SHERIDAN — Self-injury might not always lead to suicidal ideations, but determining the severity of those acts proves difficult. Dr. Carolyn Pepper provided physicians, counselors and other social workers with tools to help prevent acts of self-injury from continuing and transitioning into suicide attempts during an Inner Circle presentation Thursday at the Sheridan County Fulmer Public Library.
Pepper serves as a University of Wyoming psychology department professor and director of clinical training, focusing specifically on self-injury, suicide and clinical psychology. Her presentation focused on suicide statistics specifically for the Mountain West region of the United States, self-injury that may or may not lead to suicide attempts and suicide prevention.
Self-injury most commonly includes cutting or burning oneself without suicidal intent, according to a journal published by JJ Muehlenkamp and P.M. Gutierrez in 2004.
Clinicians have identified the age groups most susceptible to this type of self-harm as adolescents and young adults, although Pepper alluded to adults also causing self-injury by picking fights they know they’ll lose, aggressive behavior like punching a wall or putting themselves in compromising health situations.
Pepper did not present statistics relating to suicides recorded after a person inflicted self-injury, though she did say 35 percent of people inflicting self-injury did it for emotion regulation and 15 percent did it to communicate stress.
Pepper pointed to a notable difference in those adolescents or young adults who inflict self-injury as a means of emotion regulation versus it leading to suicidal actions.
“They keep moving to different methods and keep looking for that same sense of relief,” Pepper said. “You build up a tolerance and you move to the next method, and you build up a tolerance for that. Each time you’re moving to something more severe.”
Buffalo school counselor Jen Skaggs, who attended the training Thursday, found Pepper’s presentation refreshing, as a lot of what Pepper presented has already been implemented in the Buffalo school systems. Skaggs did find the information on method movements as a helpful tool for future assessments with students in Johnson County.
When a student is reported or self-reports crisis, whether it is self-injury, suicidal comments or ideation or another form, Skaggs and other certified counselors within the school district complete a risk assessment per the district’s established crisis protocol.

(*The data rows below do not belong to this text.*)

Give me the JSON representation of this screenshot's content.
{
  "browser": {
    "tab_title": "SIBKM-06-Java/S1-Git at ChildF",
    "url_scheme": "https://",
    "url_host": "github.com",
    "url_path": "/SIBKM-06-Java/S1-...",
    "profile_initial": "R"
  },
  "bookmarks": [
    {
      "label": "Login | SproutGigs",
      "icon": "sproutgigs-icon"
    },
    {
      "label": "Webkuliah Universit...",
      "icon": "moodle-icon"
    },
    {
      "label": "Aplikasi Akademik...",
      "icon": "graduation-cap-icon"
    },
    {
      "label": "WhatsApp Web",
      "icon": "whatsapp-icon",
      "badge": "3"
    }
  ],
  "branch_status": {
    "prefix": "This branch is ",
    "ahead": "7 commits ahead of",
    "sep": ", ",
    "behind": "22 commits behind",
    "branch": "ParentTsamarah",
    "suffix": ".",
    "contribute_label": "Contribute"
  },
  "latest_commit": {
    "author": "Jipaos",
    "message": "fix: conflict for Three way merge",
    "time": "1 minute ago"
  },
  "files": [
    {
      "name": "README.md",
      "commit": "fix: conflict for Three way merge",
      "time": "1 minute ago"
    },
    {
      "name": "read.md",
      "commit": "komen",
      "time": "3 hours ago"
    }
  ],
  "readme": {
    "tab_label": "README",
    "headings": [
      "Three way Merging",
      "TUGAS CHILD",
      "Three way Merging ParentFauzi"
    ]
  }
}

The crisis protocol looks similarly to prevention treatments presented by Pepper, which included Collaborative Assessment and Management of Suicidality, suicide safety plans, cognitive therapy for suicidality and dialectical behavior therapy (DBT). DBT was first used as a treatment for borderline personality disorder but has proven to be a helpful tool for suicide prevention and other behavioral issues.
Skaggs not only works with other counselors in the district when a student presents a risk to themselves or others but also connects with parents and Northern Wyoming Mental Health Center which is based in Sheridan with additional offices in Buffalo, Newcastle and Sundance.
Skaggs feels fortunate to collaborate with such a solid group of coworkers and community outlets and believes the success she finds in her work with children can be heavily credited to that.
“I’m not having to make the decision (on how to help a student) by myself,” Skaggs said.
Non-suicidal self-injury practices are common in schools, Skaggs said, and the indicators Pepper discussed will help Skaggs with future situations.
While not all forms of self-injury lead to suicidality, Pepper said it can be prevented and replaced with positive, non-destructive behaviors.